### Exercise requirements
Scan the material and copy every line in which "Nash" appears.

[Dataset content — start]

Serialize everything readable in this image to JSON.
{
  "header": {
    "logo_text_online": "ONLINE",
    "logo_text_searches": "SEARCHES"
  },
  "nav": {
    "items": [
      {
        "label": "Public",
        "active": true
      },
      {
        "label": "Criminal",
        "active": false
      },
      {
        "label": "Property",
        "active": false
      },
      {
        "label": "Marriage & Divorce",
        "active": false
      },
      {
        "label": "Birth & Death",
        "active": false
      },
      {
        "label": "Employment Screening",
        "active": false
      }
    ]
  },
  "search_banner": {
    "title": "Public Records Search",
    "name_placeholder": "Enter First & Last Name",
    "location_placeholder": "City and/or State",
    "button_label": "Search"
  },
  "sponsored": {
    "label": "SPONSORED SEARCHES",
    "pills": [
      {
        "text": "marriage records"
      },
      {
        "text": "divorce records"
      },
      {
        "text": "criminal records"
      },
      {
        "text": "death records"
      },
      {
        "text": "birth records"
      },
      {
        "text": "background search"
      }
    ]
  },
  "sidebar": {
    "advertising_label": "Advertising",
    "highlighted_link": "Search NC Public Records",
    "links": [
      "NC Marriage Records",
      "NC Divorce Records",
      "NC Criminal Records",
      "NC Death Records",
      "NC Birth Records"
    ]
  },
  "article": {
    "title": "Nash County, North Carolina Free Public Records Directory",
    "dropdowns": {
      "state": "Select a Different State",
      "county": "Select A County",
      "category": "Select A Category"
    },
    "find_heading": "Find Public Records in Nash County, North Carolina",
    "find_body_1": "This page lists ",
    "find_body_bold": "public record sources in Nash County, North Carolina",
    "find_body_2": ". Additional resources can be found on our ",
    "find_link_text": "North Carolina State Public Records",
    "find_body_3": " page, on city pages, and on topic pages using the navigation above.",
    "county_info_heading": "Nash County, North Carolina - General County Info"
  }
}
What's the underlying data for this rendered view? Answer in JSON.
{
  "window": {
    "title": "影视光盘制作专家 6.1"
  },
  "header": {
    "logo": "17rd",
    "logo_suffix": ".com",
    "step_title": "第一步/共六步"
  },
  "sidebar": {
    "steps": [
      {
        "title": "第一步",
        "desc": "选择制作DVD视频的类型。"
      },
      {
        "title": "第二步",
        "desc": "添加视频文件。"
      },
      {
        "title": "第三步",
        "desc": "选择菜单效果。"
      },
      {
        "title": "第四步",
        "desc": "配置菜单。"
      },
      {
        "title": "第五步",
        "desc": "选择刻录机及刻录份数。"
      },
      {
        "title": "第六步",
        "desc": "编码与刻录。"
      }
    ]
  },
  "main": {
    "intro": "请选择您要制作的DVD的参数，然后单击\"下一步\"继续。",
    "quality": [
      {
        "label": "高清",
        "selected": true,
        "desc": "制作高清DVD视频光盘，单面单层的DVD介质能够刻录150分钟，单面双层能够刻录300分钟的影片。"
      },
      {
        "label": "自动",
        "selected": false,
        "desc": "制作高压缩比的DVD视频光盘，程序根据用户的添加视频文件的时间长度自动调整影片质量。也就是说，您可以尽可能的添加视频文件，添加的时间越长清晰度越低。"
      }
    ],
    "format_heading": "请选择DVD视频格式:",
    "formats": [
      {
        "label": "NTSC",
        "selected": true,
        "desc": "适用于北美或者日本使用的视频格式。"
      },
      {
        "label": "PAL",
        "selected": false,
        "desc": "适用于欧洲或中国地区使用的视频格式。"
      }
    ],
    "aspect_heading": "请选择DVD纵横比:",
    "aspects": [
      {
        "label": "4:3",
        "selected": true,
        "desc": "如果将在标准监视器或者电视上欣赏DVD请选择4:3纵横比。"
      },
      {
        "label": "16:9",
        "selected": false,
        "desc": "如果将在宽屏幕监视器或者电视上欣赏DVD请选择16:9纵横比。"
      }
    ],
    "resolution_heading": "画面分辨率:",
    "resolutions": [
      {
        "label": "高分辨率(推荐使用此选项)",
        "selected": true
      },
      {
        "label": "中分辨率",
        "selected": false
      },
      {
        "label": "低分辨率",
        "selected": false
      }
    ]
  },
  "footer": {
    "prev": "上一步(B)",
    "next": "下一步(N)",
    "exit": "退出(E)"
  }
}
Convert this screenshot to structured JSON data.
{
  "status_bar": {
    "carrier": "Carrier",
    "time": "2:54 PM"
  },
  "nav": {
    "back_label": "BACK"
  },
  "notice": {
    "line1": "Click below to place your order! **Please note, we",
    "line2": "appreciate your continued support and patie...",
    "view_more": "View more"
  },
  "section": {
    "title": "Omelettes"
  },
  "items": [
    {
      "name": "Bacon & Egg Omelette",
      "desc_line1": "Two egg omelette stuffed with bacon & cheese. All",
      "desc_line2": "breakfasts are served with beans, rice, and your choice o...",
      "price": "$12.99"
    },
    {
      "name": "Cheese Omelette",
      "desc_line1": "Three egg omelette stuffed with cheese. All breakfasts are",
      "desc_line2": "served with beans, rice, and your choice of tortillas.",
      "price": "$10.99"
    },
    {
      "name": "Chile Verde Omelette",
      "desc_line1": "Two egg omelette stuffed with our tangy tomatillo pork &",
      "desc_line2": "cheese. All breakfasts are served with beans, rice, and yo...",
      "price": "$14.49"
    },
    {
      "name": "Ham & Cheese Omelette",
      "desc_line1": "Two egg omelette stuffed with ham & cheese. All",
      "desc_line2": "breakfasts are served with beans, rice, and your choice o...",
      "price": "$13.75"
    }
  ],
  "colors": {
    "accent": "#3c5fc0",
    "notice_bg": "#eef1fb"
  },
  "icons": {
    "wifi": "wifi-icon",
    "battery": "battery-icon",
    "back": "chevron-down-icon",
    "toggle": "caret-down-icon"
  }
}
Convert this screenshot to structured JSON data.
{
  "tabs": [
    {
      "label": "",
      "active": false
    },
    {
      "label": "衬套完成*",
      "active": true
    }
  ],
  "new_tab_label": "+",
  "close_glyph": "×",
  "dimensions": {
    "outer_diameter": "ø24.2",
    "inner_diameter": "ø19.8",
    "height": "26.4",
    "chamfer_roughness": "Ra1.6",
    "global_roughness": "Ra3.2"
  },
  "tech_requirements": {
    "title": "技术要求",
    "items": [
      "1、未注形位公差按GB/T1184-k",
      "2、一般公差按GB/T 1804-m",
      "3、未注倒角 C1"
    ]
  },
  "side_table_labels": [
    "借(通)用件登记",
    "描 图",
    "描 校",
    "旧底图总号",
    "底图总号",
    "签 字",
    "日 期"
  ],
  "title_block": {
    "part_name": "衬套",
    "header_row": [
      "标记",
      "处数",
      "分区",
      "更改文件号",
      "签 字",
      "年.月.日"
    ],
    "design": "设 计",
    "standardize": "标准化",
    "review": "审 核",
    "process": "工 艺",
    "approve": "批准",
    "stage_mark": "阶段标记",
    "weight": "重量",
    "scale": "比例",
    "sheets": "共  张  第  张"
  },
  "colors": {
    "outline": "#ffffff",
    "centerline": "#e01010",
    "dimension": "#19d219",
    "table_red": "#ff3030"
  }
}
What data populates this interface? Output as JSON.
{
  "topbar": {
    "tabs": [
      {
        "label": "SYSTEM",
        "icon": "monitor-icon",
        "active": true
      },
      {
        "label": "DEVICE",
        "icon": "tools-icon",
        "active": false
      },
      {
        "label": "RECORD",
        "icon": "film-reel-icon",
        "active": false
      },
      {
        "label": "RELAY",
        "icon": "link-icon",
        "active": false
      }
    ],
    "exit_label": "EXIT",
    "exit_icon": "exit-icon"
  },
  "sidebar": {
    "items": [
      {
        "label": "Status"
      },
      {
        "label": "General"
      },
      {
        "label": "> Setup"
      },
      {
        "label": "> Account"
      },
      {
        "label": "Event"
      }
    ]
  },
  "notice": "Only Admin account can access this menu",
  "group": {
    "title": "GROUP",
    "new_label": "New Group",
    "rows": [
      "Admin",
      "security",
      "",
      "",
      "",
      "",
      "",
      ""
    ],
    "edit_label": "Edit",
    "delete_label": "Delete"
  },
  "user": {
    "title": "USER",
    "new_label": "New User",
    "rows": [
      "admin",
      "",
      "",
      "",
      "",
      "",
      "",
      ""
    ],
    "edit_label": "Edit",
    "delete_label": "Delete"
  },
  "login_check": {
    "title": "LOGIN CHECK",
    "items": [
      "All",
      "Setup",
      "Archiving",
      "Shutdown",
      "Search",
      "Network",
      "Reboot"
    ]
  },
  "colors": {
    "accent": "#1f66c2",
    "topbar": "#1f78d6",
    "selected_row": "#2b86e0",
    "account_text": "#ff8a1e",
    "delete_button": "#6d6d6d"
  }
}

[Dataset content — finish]

### Exercise solution
    "title": "Nash County, North Carolina Free Public Records Directory",
    "find_heading": "Find Public Records in Nash County, North Carolina",
    "find_body_bold": "public record sources in Nash County, North Carolina",
    "county_info_heading": "Nash County, North Carolina - General County Info"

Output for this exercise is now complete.